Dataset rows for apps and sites
___
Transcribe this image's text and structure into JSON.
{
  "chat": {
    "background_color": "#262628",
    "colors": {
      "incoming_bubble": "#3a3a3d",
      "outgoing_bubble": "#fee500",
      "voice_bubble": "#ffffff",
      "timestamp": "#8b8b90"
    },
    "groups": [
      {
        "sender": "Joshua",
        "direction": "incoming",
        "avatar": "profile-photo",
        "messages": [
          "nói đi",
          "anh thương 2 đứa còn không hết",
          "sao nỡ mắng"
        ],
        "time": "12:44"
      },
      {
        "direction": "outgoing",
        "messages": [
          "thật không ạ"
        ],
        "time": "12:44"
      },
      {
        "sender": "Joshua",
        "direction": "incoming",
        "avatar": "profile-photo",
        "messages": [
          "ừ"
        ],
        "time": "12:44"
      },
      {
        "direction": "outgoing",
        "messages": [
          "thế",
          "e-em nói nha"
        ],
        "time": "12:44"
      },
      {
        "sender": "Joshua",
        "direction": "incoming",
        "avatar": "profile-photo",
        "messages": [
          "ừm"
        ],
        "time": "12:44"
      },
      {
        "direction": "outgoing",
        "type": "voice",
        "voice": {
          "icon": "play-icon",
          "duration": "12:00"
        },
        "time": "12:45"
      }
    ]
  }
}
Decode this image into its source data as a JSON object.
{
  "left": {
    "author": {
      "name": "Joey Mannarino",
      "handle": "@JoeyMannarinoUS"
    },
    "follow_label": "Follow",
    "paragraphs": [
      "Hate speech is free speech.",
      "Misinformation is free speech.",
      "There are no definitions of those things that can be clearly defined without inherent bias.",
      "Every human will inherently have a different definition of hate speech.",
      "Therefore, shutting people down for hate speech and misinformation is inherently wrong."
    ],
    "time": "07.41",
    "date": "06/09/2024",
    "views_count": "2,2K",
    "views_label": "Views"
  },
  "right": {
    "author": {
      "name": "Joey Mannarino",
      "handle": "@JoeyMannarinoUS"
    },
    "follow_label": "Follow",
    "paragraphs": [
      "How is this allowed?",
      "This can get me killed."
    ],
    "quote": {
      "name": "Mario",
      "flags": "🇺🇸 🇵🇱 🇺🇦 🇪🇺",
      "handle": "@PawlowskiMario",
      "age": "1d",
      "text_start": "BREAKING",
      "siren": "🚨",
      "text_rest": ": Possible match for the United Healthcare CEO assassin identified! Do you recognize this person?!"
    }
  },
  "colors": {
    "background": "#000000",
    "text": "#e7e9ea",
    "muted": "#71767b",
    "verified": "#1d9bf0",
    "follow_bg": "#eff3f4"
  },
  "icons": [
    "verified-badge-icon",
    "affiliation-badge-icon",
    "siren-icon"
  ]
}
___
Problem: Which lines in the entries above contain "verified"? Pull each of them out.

Response to this task:
    "verified": "#1d9bf0",
    "verified-badge-icon",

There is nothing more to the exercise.